PROVIDED RECORDS START
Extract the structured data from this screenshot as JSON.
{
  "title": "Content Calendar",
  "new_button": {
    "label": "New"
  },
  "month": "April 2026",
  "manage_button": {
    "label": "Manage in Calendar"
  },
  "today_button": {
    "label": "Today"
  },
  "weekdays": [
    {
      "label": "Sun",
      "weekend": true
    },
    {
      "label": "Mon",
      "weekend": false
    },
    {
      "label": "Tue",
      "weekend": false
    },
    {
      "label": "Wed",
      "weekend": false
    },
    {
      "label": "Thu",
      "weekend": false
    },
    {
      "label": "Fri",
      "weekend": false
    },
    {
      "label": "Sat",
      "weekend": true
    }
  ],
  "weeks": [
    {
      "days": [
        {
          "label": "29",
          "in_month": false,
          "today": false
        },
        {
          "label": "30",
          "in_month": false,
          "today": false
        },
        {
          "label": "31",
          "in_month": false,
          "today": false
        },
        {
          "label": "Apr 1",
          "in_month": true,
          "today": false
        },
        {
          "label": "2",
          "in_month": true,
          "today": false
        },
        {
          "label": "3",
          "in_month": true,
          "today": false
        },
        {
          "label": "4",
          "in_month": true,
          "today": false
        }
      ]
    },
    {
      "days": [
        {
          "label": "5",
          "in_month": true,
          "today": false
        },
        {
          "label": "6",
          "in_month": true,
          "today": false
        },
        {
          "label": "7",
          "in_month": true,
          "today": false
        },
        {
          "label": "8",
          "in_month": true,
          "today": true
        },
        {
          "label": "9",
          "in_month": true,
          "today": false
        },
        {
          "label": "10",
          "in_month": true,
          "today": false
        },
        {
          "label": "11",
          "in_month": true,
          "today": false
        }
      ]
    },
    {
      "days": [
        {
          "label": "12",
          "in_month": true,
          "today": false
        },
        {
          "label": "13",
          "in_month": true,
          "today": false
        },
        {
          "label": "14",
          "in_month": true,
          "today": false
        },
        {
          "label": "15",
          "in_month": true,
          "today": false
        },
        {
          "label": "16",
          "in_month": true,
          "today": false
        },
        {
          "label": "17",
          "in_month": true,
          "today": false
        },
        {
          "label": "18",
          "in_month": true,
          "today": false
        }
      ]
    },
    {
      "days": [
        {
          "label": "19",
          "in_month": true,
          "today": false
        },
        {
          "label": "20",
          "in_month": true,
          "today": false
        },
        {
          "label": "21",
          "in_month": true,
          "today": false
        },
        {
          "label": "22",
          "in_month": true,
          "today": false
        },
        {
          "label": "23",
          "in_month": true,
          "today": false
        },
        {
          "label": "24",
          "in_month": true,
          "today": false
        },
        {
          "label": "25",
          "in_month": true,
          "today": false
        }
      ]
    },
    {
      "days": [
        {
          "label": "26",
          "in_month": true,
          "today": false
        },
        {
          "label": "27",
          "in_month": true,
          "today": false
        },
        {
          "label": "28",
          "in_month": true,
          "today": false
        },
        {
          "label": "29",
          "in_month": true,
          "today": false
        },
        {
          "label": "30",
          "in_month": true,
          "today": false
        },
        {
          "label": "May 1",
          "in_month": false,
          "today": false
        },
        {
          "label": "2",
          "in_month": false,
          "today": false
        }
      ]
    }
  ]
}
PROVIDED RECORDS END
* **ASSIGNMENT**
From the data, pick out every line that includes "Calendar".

* **SOLUTION FOR THIS PROBLEM**
  "title": "Content Calendar",
    "label": "Manage in Calendar"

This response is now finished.